To tone down the lightened effect of the texture we added, add an Adjustment Layer at the bottom of the Layer palette. I used the Photo Filter with a blue lens at 20% to cool off the graphic. And that’s it!

15c-filter

When all is said and done, we have a very tweakable poster ready for print. Keep in mind that you can complete all of these steps with a completely original design. Use a different shape, a different font, a different layout, colors, or background and you have your own interesting typography poster!

final-small

Written by Kate Manhaven

Kate Manhaven is a graphic artist who works with PrintPlace.com, an online printing company that offers business cards, postcard printing and poster printing services. She spends her free time either wakeboarding or snowboarding whenever the season permits.


Share This :

I PROUDLY PRESENT

YOUR COMMENTS! I LOVE 'EM

sriganesh.m March 13, 2012,22:01

The final output is amazing and easy to follow

Tutorial Lounge March 18, 2012,23:18

helping tutorials and creative design.

Imran Haider April 13, 2012,12:56

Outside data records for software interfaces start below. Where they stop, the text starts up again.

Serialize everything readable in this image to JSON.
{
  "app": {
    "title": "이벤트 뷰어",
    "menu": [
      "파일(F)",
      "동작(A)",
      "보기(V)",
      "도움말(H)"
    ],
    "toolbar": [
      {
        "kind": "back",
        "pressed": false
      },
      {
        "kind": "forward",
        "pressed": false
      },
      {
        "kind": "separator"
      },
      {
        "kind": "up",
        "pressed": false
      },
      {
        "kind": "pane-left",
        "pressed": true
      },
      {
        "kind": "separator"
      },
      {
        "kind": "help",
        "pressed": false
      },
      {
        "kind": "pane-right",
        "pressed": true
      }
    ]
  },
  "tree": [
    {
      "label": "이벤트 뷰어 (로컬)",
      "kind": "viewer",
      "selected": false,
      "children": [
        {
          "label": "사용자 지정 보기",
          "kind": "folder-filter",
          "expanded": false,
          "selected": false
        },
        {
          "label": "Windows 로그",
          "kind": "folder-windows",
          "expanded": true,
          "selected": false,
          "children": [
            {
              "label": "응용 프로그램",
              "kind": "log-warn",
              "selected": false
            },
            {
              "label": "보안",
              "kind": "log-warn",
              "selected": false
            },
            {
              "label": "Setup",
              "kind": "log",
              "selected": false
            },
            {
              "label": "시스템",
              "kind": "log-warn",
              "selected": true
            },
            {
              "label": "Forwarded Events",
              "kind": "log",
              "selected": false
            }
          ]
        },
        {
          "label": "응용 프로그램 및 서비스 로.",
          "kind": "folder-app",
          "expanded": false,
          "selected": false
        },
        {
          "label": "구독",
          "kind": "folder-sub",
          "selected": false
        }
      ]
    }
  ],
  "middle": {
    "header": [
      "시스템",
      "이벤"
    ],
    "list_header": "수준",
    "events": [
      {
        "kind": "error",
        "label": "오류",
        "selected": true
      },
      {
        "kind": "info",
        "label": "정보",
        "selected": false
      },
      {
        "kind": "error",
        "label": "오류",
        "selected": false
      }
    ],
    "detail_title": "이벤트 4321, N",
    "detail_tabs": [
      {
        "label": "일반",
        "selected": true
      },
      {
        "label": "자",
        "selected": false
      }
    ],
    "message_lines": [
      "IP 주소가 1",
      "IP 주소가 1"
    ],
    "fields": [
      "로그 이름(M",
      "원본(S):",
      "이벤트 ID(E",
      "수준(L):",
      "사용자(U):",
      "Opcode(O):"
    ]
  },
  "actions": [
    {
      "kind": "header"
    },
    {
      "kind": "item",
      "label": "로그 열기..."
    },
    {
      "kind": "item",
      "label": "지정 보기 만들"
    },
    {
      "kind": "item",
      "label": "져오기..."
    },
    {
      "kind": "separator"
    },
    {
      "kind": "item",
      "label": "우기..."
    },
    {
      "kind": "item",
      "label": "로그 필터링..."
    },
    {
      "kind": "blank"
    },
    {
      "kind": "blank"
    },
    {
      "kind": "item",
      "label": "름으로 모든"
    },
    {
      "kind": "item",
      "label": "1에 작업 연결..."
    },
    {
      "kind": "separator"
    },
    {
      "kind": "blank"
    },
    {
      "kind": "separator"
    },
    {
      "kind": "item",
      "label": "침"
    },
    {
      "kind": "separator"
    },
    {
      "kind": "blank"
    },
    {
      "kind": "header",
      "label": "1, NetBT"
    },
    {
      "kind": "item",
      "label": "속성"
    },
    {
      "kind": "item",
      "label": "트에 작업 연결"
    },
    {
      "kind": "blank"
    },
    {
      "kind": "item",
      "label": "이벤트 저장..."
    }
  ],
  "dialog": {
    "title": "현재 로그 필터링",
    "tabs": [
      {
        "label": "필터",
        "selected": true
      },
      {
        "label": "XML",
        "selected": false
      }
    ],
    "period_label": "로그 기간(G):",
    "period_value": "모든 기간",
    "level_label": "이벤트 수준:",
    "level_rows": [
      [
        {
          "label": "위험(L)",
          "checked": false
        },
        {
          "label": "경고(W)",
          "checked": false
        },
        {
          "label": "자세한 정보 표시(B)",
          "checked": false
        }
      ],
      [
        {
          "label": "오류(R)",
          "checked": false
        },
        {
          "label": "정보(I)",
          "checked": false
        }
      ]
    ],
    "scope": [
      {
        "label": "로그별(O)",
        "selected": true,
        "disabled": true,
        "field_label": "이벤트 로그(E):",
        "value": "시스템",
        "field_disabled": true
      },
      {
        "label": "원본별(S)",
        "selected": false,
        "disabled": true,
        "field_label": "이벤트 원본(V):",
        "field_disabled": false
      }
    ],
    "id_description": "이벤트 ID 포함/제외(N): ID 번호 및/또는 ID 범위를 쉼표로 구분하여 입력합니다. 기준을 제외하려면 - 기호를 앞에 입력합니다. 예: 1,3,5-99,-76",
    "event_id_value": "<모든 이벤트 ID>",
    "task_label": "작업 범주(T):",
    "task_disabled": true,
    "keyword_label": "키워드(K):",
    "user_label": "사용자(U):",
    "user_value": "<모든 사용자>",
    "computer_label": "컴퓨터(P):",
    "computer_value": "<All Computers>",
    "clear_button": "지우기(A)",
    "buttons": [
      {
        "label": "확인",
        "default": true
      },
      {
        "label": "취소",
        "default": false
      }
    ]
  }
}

Wow this is really very cool and creative tutorial

thesuhu April 17, 2012,11:51

cool, thanks man

ArabTecno – Breathe Intelligence – 40 High Quality Typographic Poster Design Tutorials November 14, 2012,04:46

[...] How to Create a Typographical Shape for Posters [...]

LEAVE A COMMENT

AND MAKE ME HAPPY

Your email address will not be published. Required fields are marked *

Name*

Email*

Website

Comment

You may use these HTML tags and attributes: <a href="" title=""> <abbr title=""> <acronym title=""> <b> <blockquote cite=""> <cite> <code> <del datetime=""> <em> <i> <q cite=""> <strike> <strong>

Community News

Recent Comments

    • Shawn Rubel : Thanks guys, easy to follow tips that will come in handy for... more
    • Shawn Rubel : Derek, if you've got the time, it would be nice to see a ... more
    • Shawn Rubel : Great stuff, I'm always trying to follow these aspects whene... more
    • Dani : Trimakasih Pak.. Izin unduh ya... more
    • Dani : Motif-motif batiknya bagus sekali Pak. Mksh sudah mempostin... more

Powered by:

Content Distribution Network

Twitter: ArtfanDesign